Key point 3-07.2. In order for the clergy-penitent privilege to apply there must be a communication that is made in confidence. This generally means that there are no other persons present besides the minister and counselee who can overhear the communication, and that there is an expectation that the conversation will be kept secret.

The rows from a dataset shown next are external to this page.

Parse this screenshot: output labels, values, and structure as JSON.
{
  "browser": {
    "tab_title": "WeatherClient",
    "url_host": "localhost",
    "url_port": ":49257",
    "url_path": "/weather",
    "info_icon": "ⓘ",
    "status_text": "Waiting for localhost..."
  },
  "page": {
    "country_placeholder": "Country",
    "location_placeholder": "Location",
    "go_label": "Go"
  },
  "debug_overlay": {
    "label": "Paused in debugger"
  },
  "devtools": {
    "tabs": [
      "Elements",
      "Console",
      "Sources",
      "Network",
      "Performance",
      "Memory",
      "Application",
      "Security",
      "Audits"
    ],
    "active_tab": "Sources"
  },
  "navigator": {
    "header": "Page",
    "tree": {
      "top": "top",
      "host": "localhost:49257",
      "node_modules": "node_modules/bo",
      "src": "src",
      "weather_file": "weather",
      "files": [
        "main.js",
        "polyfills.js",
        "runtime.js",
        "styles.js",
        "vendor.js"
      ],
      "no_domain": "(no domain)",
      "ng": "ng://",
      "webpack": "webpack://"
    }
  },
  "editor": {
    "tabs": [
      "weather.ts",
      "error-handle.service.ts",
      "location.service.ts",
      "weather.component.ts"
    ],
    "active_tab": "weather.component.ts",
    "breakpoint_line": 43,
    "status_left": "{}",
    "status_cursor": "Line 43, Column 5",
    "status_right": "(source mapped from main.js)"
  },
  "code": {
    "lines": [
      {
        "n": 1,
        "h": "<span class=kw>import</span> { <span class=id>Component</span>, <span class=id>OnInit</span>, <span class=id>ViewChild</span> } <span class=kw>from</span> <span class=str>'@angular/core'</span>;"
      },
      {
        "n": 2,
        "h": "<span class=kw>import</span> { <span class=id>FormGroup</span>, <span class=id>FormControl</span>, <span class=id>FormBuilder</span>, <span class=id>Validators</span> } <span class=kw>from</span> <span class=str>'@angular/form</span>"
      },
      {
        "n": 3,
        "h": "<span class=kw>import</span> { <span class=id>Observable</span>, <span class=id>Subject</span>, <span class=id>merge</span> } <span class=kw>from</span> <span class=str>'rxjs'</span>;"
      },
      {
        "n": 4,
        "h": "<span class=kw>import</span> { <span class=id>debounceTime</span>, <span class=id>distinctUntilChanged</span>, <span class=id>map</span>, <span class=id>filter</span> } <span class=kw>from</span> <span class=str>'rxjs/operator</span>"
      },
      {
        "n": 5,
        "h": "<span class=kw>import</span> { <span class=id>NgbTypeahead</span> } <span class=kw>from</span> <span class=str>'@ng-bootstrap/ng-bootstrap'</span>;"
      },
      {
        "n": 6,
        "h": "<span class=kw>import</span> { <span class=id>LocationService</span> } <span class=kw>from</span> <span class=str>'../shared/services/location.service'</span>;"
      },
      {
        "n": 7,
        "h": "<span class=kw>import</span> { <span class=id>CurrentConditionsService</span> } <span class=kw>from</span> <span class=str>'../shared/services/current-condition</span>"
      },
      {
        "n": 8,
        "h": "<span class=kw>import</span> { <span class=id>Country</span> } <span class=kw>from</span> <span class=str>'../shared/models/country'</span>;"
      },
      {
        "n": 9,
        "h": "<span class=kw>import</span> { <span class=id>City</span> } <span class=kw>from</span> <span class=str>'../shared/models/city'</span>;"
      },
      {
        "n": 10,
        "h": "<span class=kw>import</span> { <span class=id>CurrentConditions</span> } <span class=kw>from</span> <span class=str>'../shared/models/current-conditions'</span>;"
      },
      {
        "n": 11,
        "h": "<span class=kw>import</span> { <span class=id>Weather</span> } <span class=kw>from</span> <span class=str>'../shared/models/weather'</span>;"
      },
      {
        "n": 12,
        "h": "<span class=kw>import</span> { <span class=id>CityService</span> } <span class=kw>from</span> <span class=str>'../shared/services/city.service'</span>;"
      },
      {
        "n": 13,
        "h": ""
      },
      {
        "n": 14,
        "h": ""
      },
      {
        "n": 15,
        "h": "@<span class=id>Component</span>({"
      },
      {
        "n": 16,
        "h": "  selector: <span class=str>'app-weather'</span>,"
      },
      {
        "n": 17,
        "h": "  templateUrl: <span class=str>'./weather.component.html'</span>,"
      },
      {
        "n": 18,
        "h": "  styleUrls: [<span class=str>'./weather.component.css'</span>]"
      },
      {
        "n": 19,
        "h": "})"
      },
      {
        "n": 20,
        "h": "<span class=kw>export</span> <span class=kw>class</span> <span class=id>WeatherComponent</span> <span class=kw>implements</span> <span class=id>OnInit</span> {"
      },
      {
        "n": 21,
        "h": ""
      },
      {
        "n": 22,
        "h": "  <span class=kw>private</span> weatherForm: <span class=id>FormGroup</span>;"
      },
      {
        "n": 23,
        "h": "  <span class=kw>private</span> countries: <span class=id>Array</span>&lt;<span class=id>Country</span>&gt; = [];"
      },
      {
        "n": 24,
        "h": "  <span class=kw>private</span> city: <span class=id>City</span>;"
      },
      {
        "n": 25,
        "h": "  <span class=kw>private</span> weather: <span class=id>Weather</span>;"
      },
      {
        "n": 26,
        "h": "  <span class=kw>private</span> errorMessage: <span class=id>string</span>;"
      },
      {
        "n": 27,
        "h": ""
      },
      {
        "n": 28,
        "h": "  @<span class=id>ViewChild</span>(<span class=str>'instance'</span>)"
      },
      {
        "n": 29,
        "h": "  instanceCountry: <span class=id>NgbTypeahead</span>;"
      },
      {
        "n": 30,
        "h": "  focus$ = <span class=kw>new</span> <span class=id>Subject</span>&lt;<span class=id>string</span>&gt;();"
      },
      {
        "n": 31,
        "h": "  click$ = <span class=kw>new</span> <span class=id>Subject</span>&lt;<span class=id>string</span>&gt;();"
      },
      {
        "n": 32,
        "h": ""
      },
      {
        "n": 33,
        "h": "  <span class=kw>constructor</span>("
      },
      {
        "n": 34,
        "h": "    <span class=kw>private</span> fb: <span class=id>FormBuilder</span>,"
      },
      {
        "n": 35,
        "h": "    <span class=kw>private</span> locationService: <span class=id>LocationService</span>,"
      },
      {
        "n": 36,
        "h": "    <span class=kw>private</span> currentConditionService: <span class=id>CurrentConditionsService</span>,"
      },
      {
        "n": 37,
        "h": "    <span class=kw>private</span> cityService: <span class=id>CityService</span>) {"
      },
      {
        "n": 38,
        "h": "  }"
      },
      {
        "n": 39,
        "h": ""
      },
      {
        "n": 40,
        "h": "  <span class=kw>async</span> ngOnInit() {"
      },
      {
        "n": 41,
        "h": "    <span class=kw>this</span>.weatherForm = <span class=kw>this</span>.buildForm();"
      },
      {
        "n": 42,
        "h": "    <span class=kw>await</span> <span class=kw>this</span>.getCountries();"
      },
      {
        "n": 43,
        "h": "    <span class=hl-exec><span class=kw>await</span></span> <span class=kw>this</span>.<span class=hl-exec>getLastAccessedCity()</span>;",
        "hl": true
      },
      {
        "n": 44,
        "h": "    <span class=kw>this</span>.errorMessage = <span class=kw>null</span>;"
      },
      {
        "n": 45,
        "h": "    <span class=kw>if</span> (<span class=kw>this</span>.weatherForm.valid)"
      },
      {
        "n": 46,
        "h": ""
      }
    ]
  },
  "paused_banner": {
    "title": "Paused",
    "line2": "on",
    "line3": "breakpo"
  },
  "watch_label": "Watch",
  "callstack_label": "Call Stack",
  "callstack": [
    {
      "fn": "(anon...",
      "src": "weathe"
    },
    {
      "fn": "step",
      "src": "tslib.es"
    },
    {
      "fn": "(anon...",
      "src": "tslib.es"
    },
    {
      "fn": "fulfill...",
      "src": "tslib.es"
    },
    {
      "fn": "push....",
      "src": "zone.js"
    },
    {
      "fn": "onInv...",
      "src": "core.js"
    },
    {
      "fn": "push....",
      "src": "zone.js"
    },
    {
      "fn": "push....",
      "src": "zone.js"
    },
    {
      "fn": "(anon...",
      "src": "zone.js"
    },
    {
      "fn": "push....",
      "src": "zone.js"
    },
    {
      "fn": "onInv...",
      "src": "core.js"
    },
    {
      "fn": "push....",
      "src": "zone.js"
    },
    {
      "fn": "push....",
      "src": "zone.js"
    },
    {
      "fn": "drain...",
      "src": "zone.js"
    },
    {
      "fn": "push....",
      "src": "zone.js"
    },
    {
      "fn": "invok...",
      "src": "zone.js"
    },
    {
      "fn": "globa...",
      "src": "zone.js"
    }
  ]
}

An Arizona court ruled that a conversation between a minister and a counselee may be covered by the clergy-penitent privilege even if the counselee's wife is present. A woman contacted her pastor and informed him that her husband had confessed to her that he had sexually molested their minor daughter. The pastor met with the couple, and during this meeting the husband again confessed to the molestation. The husband was indicted on several counts of molestation of a child. The state gave notice that it intended to introduce the testimony of the pastor at trial. The husband filed a motion to suppress the testimony of the pastor "as privileged communications between communicant and clergy." The trial court agreed that the conversation with the pastor was privileged, and that it had not been waived by the presence of the wife. The state appealed.